::: Exercise input :::
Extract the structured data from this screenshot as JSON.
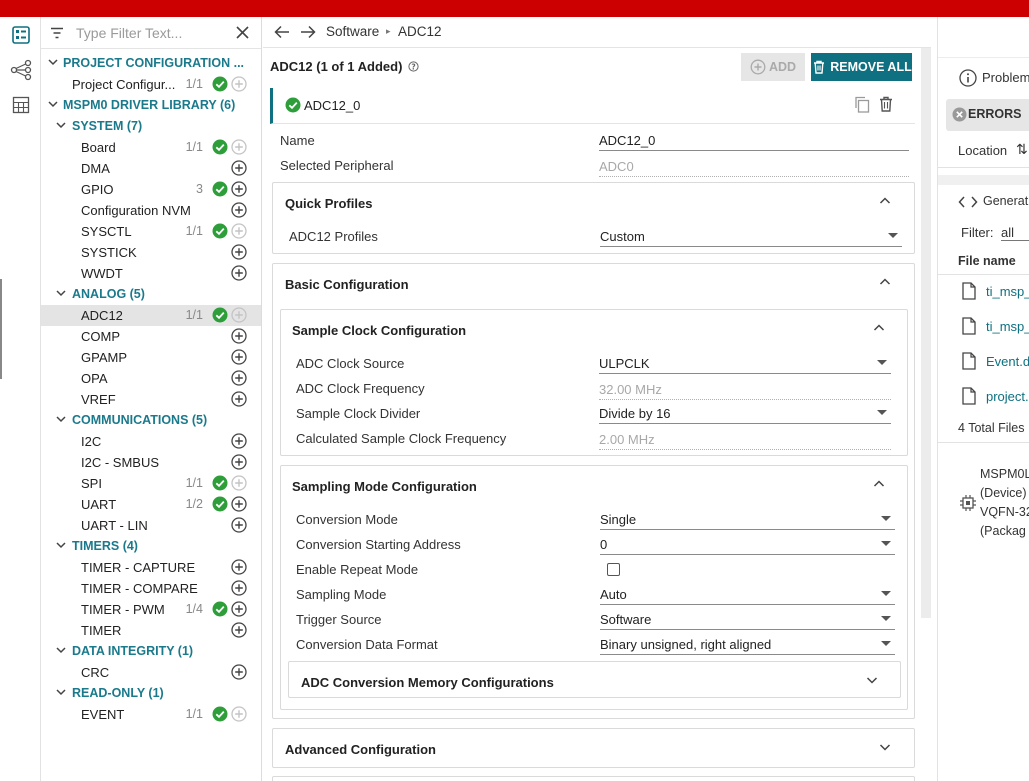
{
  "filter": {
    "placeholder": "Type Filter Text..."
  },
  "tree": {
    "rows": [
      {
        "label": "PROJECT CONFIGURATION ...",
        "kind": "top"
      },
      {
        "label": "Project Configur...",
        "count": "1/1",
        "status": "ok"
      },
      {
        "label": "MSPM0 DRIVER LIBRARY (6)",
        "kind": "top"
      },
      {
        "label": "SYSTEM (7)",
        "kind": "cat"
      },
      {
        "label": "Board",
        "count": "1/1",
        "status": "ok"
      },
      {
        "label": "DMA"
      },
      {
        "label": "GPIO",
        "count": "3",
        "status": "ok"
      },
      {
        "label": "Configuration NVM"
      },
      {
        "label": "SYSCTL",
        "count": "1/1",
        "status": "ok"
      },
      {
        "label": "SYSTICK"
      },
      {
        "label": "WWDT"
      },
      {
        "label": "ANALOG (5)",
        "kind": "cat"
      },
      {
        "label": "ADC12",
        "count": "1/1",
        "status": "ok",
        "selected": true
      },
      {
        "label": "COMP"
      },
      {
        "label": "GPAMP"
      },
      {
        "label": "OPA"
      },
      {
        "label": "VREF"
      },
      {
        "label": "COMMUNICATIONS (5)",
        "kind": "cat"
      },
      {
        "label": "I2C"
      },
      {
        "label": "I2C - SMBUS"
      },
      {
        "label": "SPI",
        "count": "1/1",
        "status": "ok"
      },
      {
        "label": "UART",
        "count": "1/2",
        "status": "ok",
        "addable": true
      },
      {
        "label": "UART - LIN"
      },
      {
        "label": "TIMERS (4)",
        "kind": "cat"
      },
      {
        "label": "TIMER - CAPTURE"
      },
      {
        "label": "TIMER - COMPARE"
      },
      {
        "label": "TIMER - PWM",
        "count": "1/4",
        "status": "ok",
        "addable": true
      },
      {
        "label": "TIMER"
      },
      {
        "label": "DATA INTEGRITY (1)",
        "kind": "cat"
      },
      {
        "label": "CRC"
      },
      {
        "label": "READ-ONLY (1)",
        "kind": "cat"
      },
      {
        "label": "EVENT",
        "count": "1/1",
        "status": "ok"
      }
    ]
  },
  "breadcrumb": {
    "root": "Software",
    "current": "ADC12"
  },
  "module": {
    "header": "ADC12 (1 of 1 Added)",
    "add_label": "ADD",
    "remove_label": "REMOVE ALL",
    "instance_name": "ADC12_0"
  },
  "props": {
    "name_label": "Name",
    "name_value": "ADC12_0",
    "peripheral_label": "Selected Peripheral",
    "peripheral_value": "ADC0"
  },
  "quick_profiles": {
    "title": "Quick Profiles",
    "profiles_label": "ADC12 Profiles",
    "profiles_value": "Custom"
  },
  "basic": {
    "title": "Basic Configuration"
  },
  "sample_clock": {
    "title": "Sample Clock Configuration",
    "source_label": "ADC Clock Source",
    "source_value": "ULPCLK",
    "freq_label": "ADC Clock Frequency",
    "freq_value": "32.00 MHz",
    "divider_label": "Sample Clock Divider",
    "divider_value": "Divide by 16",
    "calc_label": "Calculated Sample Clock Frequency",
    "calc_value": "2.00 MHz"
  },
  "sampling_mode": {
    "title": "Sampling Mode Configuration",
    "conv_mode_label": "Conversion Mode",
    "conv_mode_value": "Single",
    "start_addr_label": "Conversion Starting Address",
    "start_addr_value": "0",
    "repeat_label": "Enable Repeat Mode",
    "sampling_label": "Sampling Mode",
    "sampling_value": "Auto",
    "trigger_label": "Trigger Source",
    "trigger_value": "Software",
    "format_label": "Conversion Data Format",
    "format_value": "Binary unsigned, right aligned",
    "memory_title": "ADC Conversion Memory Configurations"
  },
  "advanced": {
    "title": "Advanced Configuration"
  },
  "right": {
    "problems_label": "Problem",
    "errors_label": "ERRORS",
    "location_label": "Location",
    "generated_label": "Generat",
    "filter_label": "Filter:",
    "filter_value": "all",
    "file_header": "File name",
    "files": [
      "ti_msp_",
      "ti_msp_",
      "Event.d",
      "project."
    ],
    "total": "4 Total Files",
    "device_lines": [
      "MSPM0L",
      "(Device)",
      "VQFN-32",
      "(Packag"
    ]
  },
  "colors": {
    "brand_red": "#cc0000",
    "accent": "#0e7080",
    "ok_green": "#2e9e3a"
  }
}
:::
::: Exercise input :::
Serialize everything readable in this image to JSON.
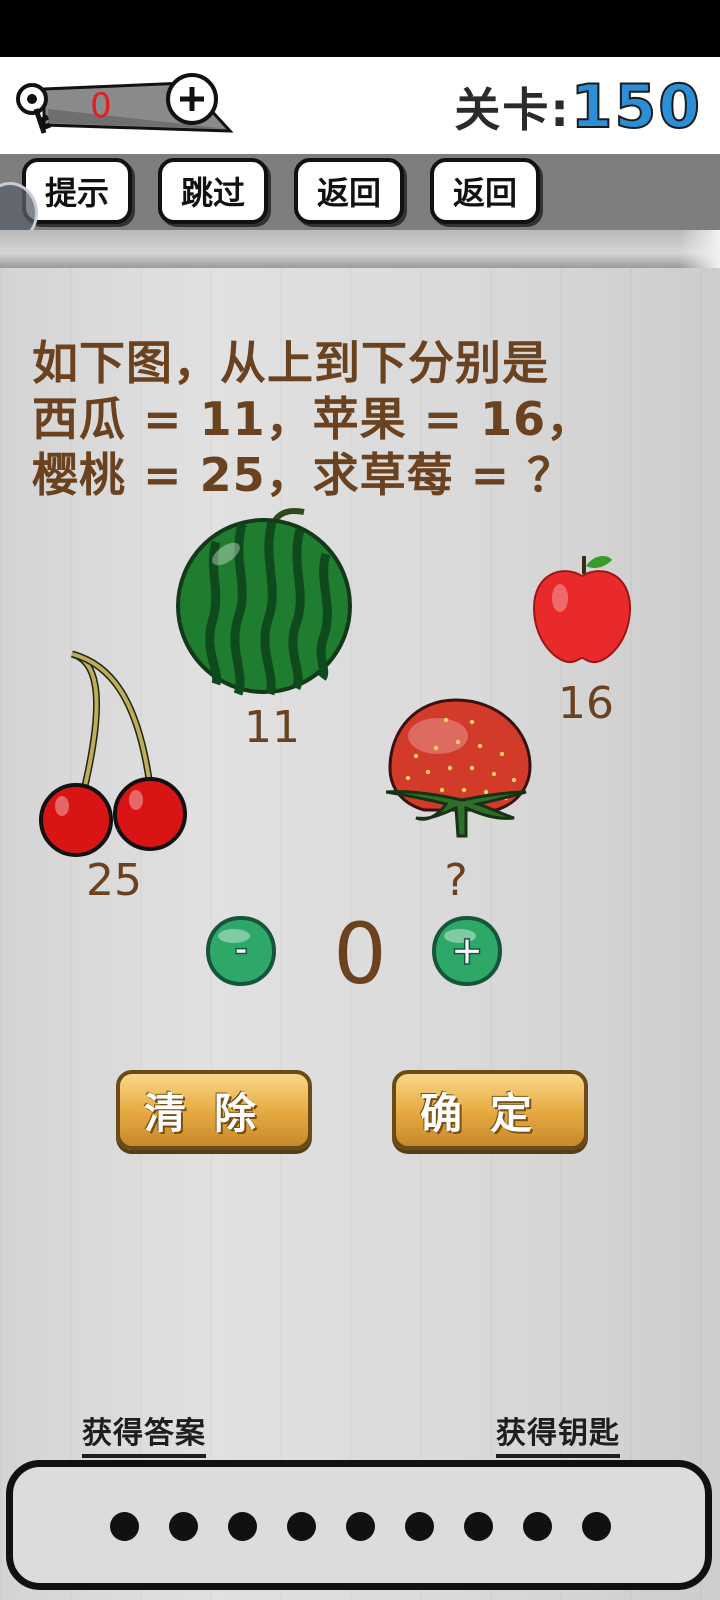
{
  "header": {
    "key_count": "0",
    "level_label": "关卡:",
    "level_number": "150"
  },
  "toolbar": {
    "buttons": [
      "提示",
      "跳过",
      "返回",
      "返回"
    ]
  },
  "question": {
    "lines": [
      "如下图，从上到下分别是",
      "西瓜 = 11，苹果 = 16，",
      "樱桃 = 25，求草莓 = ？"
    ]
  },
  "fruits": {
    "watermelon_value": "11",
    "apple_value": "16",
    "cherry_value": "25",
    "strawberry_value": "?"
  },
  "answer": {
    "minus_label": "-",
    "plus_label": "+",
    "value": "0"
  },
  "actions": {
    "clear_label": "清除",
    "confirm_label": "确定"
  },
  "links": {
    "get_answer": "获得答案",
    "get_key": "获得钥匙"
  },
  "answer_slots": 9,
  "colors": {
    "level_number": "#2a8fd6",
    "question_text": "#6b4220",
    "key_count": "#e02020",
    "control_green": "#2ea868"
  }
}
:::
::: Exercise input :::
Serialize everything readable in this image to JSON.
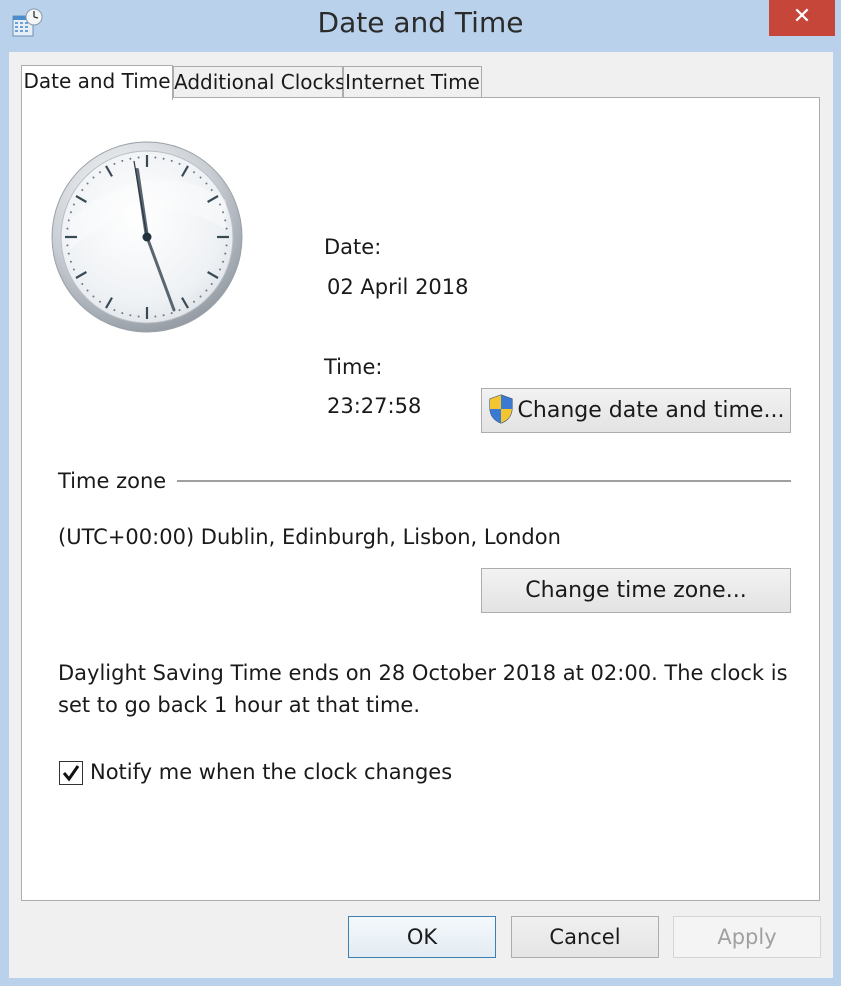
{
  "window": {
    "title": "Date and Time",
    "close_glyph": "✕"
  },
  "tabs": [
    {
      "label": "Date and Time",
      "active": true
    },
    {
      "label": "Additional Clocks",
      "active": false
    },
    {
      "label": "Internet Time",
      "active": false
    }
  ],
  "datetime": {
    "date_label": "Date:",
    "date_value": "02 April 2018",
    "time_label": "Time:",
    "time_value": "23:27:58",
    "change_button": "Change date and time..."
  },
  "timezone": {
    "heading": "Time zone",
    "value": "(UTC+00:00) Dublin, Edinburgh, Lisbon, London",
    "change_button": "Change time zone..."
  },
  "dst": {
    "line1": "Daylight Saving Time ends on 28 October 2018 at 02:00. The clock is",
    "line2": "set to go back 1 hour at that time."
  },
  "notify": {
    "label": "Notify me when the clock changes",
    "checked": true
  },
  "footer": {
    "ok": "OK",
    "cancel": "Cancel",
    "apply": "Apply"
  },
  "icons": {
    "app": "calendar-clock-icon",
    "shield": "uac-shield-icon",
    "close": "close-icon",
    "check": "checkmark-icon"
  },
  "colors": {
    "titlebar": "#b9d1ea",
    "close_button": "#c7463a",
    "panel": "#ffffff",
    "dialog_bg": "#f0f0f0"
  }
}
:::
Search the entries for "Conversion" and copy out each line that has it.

    "conv_mode_label": "Conversion Mode",
    "start_addr_label": "Conversion Starting Address",
    "format_label": "Conversion Data Format",
    "memory_title": "ADC Conversion Memory Configurations"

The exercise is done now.